Wildlife across the U.S. may remain safe for now. The White House confirmed Tuesday that President Barack Obama would not sign legislation proposed by Republican senators that would approve the controversial Keystone XL pipeline, Reuters reports. The move would be a major win for animals like foxes, sage grouse and whooping cranes, many of whom lay directly in the pipeline's path.
White House spokesman Josh Earnest told reporters:
"There is already a well-established process in place to consider whether or not infrastructure projects like this are in the best interest of the country."
The proposed 1,179-mile pipeline would carry about 830,000 barrels of tar sands oil each day from deposits in Canada to Gulf Coast refineries. The new legislation is expected to gain 63 votes in favor in the Senate - enough to pass but not enough to avoid the president's veto. And that veto, according to Earnest, would not go unused:
"If this bill passes this Congress the president wouldn't sign it."

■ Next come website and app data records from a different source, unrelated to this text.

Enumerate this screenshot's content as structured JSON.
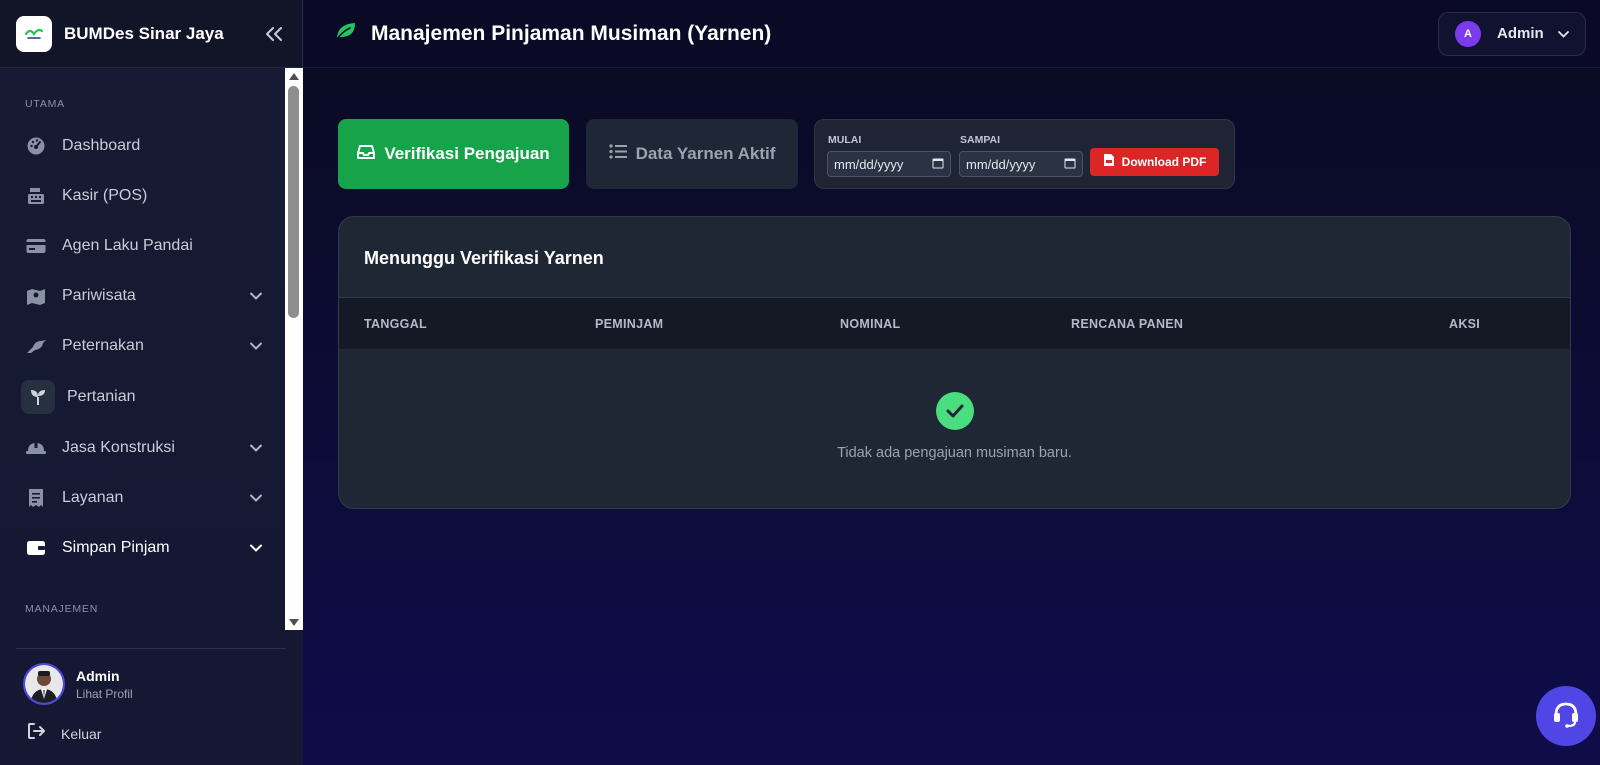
{
  "brand": {
    "name": "BUMDes Sinar Jaya"
  },
  "sidebar": {
    "section_main": "UTAMA",
    "section_manage": "MANAJEMEN",
    "items": [
      {
        "label": "Dashboard",
        "icon": "dashboard-gauge-icon"
      },
      {
        "label": "Kasir (POS)",
        "icon": "cash-register-icon"
      },
      {
        "label": "Agen Laku Pandai",
        "icon": "credit-card-icon"
      },
      {
        "label": "Pariwisata",
        "icon": "map-icon",
        "has_children": true
      },
      {
        "label": "Peternakan",
        "icon": "bird-icon",
        "has_children": true
      },
      {
        "label": "Pertanian",
        "icon": "seedling-icon",
        "highlighted": true
      },
      {
        "label": "Jasa Konstruksi",
        "icon": "hard-hat-icon",
        "has_children": true
      },
      {
        "label": "Layanan",
        "icon": "receipt-icon",
        "has_children": true
      },
      {
        "label": "Simpan Pinjam",
        "icon": "wallet-icon",
        "has_children": true,
        "active": true
      }
    ]
  },
  "footer": {
    "user_name": "Admin",
    "profile_link": "Lihat Profil",
    "logout_label": "Keluar"
  },
  "header": {
    "title": "Manajemen Pinjaman Musiman (Yarnen)",
    "user_initial": "A",
    "user_name": "Admin"
  },
  "actions": {
    "verify_label": "Verifikasi Pengajuan",
    "active_data_label": "Data Yarnen Aktif"
  },
  "filter": {
    "start_label": "MULAI",
    "start_placeholder": "mm/dd/yyyy",
    "end_label": "SAMPAI",
    "end_placeholder": "mm/dd/yyyy",
    "download_label": "Download PDF"
  },
  "table": {
    "title": "Menunggu Verifikasi Yarnen",
    "columns": [
      "TANGGAL",
      "PEMINJAM",
      "NOMINAL",
      "RENCANA PANEN",
      "AKSI"
    ],
    "empty_message": "Tidak ada pengajuan musiman baru."
  },
  "colors": {
    "accent_green": "#16a34a",
    "danger_red": "#dc2626",
    "brand_indigo": "#4f46e5",
    "success_light": "#4ade80"
  }
}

Advocates for American wildlife should rejoice. Several species are expected to take a blow if the pipeline were to go through. According to a 2010 report from the National Wildlife Federation, power line collisions, exposure to oil spills and toxins, and habitat destruction and fragmentation could prove disastrous for the following species: